One of my spiritual practices is to say my prayers as I swim. I usually start with the Lord’s Prayer, over and over again. And then, I pray for those who are on my mind. And then, about midway into my swim, I express my gratitude.
As we approach Thanksgiving, I have so much for which to be grateful. In no particular order:
- Countless family, friends, colleagues, parishioners, neighbours, and strangers who have offered so much kindness and compassion during the past year;
- Doctors who diagnosed and helped me come to terms with dementia;
- The opportunity to find meaning in my new chapter of living of with dementia and to share my learnings as a preacher and teacher;
- The hospitality of Dean Lucinda Laird and The American Cathedral in Paris, and our little apartment 62 steps up in a bell tower;
- The generosity of Bishop Pierre Whalen and the Convocation of Episcopal Churches in Europe that have made possible my first preaching and teaching tour;
- Good Cause Creative for communications and social media support (and sponsors who provided the funding to make this possible);
- Judson Retirement Services’ commitment to provide the highest quality of care for people living with dementia;
- The people of Trinity Cathedral in Cleveland, Ohio who called me to serve as priest and pastor for the past 17 years;
- The people of St. James the Fisherman in Wellfleet, Massachusetts who renew my spirit each summer; and last, but most importantly,
- Emily Ingalls with whom I promised to share life “come hell or high water”
The Taoist teaches us to take nothing for granted but rather express our gratitude for all things, instructing: when we drink water, we are to remember its source. In a strange way, I am grateful for dementia that has opened my eyes and ears to the world, to myself and to God in a new way.
Thanksgiving will be different this year.

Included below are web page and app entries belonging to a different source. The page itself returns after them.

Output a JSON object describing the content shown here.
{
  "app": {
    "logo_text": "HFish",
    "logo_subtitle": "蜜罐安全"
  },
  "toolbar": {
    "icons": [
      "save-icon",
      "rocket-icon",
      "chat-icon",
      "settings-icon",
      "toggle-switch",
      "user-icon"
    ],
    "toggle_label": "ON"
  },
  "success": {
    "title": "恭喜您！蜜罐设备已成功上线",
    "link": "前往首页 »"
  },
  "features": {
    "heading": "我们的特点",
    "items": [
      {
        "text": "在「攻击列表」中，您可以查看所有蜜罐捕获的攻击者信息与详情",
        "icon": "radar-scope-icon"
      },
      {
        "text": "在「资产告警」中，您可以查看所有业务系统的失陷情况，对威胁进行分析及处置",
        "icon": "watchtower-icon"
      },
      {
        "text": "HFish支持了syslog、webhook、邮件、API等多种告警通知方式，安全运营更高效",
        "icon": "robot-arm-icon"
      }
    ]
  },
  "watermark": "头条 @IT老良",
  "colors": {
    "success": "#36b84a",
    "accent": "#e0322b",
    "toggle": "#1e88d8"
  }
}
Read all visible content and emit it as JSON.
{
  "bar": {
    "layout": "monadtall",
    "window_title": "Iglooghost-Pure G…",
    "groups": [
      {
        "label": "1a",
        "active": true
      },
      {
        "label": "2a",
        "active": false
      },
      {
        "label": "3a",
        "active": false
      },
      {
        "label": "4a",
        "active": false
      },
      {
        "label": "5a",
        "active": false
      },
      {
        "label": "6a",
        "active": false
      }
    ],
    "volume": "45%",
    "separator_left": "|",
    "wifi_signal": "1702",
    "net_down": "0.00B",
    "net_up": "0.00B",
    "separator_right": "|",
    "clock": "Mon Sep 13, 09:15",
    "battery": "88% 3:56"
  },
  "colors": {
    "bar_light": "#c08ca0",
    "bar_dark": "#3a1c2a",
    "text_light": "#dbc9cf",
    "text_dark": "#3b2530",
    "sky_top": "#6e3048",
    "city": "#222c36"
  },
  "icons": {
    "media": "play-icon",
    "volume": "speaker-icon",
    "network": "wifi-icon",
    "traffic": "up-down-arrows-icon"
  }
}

We are in a country that doesn’t celebrate this American holiday. I won’t watch the Macy’s Thanksgiving Day Parade or the National Dog Show with the smell of a roasting turkey. But I will be grateful for all of my blessings.
And I intend to keep swimming. - Tracey